Task requirements – Copy out every entry precisely.

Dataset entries

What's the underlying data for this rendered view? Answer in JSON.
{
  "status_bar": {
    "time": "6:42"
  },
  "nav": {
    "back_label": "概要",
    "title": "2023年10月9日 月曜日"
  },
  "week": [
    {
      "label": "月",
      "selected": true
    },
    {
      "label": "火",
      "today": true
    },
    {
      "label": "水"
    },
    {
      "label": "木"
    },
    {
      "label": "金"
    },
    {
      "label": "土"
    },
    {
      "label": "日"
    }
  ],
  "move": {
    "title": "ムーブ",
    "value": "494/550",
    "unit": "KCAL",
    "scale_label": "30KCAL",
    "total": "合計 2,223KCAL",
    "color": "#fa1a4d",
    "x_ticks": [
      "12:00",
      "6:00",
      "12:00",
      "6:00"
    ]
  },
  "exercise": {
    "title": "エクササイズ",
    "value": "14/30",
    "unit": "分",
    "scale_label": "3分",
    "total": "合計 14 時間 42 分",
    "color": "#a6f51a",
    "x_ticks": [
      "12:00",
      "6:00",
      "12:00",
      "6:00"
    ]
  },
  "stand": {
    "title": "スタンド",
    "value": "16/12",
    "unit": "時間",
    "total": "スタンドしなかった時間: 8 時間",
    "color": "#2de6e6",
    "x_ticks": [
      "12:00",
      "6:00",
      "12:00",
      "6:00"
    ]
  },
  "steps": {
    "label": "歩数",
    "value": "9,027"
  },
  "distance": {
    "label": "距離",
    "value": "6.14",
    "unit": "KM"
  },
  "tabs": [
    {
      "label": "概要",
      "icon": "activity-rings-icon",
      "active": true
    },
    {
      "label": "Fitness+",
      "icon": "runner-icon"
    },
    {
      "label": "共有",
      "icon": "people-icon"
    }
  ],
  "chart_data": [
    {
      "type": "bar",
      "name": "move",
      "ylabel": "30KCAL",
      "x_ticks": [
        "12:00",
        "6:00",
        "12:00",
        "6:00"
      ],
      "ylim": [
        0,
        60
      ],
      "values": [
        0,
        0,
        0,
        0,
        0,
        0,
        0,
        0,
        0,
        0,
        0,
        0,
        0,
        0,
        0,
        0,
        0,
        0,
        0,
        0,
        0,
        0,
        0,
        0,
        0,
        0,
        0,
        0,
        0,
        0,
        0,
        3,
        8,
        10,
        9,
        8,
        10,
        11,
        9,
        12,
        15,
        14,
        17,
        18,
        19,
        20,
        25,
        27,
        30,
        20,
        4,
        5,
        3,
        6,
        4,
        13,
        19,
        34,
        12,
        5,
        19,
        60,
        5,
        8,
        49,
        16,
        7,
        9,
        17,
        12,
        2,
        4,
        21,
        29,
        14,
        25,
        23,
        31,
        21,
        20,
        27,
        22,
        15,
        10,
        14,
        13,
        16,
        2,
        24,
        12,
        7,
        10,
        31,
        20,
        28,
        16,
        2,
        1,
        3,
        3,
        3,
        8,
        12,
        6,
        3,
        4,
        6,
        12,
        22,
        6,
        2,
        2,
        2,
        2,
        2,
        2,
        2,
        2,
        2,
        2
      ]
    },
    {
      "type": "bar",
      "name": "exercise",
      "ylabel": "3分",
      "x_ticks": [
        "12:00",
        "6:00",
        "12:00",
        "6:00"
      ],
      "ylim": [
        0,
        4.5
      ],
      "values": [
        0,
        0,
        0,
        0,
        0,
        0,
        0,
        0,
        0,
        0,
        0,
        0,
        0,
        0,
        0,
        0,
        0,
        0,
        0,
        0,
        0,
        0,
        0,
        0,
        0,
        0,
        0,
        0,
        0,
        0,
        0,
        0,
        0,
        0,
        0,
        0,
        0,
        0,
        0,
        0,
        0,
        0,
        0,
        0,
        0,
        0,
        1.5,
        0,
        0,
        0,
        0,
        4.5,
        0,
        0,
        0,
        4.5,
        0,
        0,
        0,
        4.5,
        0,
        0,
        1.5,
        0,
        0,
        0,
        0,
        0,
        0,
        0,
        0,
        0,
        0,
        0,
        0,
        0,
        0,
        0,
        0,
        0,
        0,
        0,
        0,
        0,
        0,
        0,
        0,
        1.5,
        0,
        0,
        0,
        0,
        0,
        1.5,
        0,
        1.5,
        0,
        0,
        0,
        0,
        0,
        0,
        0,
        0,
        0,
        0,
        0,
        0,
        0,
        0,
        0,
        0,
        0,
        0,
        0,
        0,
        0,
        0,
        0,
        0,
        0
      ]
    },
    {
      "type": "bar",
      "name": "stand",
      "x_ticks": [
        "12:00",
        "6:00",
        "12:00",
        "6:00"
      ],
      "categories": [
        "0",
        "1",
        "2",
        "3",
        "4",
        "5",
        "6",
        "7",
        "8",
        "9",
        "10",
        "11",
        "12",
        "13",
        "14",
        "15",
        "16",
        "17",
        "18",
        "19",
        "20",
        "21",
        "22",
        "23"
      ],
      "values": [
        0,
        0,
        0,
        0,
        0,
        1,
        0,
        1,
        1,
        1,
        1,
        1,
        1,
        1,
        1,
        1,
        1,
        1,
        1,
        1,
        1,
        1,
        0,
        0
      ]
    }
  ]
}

Worked solution –
What's the underlying data for this rendered view? Answer in JSON.
{
  "status_bar": {
    "time": "6:42"
  },
  "nav": {
    "back_label": "概要",
    "title": "2023年10月9日 月曜日"
  },
  "week": [
    {
      "label": "月",
      "selected": true
    },
    {
      "label": "火",
      "today": true
    },
    {
      "label": "水"
    },
    {
      "label": "木"
    },
    {
      "label": "金"
    },
    {
      "label": "土"
    },
    {
      "label": "日"
    }
  ],
  "move": {
    "title": "ムーブ",
    "value": "494/550",
    "unit": "KCAL",
    "scale_label": "30KCAL",
    "total": "合計 2,223KCAL",
    "color": "#fa1a4d",
    "x_ticks": [
      "12:00",
      "6:00",
      "12:00",
      "6:00"
    ]
  },
  "exercise": {
    "title": "エクササイズ",
    "value": "14/30",
    "unit": "分",
    "scale_label": "3分",
    "total": "合計 14 時間 42 分",
    "color": "#a6f51a",
    "x_ticks": [
      "12:00",
      "6:00",
      "12:00",
      "6:00"
    ]
  },
  "stand": {
    "title": "スタンド",
    "value": "16/12",
    "unit": "時間",
    "total": "スタンドしなかった時間: 8 時間",
    "color": "#2de6e6",
    "x_ticks": [
      "12:00",
      "6:00",
      "12:00",
      "6:00"
    ]
  },
  "steps": {
    "label": "歩数",
    "value": "9,027"
  },
  "distance": {
    "label": "距離",
    "value": "6.14",
    "unit": "KM"
  },
  "tabs": [
    {
      "label": "概要",
      "icon": "activity-rings-icon",
      "active": true
    },
    {
      "label": "Fitness+",
      "icon": "runner-icon"
    },
    {
      "label": "共有",
      "icon": "people-icon"
    }
  ],
  "chart_data": [
    {
      "type": "bar",
      "name": "move",
      "ylabel": "30KCAL",
      "x_ticks": [
        "12:00",
        "6:00",
        "12:00",
        "6:00"
      ],
      "ylim": [
        0,
        60
      ],
      "values": [
        0,
        0,
        0,
        0,
        0,
        0,
        0,
        0,
        0,
        0,
        0,
        0,
        0,
        0,
        0,
        0,
        0,
        0,
        0,
        0,
        0,
        0,
        0,
        0,
        0,
        0,
        0,
        0,
        0,
        0,
        0,
        3,
        8,
        10,
        9,
        8,
        10,
        11,
        9,
        12,
        15,
        14,
        17,
        18,
        19,
        20,
        25,
        27,
        30,
        20,
        4,
        5,
        3,
        6,
        4,
        13,
        19,
        34,
        12,
        5,
        19,
        60,
        5,
        8,
        49,
        16,
        7,
        9,
        17,
        12,
        2,
        4,
        21,
        29,
        14,
        25,
        23,
        31,
        21,
        20,
        27,
        22,
        15,
        10,
        14,
        13,
        16,
        2,
        24,
        12,
        7,
        10,
        31,
        20,
        28,
        16,
        2,
        1,
        3,
        3,
        3,
        8,
        12,
        6,
        3,
        4,
        6,
        12,
        22,
        6,
        2,
        2,
        2,
        2,
        2,
        2,
        2,
        2,
        2,
        2
      ]
    },
    {
      "type": "bar",
      "name": "exercise",
      "ylabel": "3分",
      "x_ticks": [
        "12:00",
        "6:00",
        "12:00",
        "6:00"
      ],
      "ylim": [
        0,
        4.5
      ],
      "values": [
        0,
        0,
        0,
        0,
        0,
        0,
        0,
        0,
        0,
        0,
        0,
        0,
        0,
        0,
        0,
        0,
        0,
        0,
        0,
        0,
        0,
        0,
        0,
        0,
        0,
        0,
        0,
        0,
        0,
        0,
        0,
        0,
        0,
        0,
        0,
        0,
        0,
        0,
        0,
        0,
        0,
        0,
        0,
        0,
        0,
        0,
        1.5,
        0,
        0,
        0,
        0,
        4.5,
        0,
        0,
        0,
        4.5,
        0,
        0,
        0,
        4.5,
        0,
        0,
        1.5,
        0,
        0,
        0,
        0,
        0,
        0,
        0,
        0,
        0,
        0,
        0,
        0,
        0,
        0,
        0,
        0,
        0,
        0,
        0,
        0,
        0,
        0,
        0,
        0,
        1.5,
        0,
        0,
        0,
        0,
        0,
        1.5,
        0,
        1.5,
        0,
        0,
        0,
        0,
        0,
        0,
        0,
        0,
        0,
        0,
        0,
        0,
        0,
        0,
        0,
        0,
        0,
        0,
        0,
        0,
        0,
        0,
        0,
        0,
        0
      ]
    },
    {
      "type": "bar",
      "name": "stand",
      "x_ticks": [
        "12:00",
        "6:00",
        "12:00",
        "6:00"
      ],
      "categories": [
        "0",
        "1",
        "2",
        "3",
        "4",
        "5",
        "6",
        "7",
        "8",
        "9",
        "10",
        "11",
        "12",
        "13",
        "14",
        "15",
        "16",
        "17",
        "18",
        "19",
        "20",
        "21",
        "22",
        "23"
      ],
      "values": [
        0,
        0,
        0,
        0,
        0,
        1,
        0,
        1,
        1,
        1,
        1,
        1,
        1,
        1,
        1,
        1,
        1,
        1,
        1,
        1,
        1,
        1,
        0,
        0
      ]
    }
  ]
}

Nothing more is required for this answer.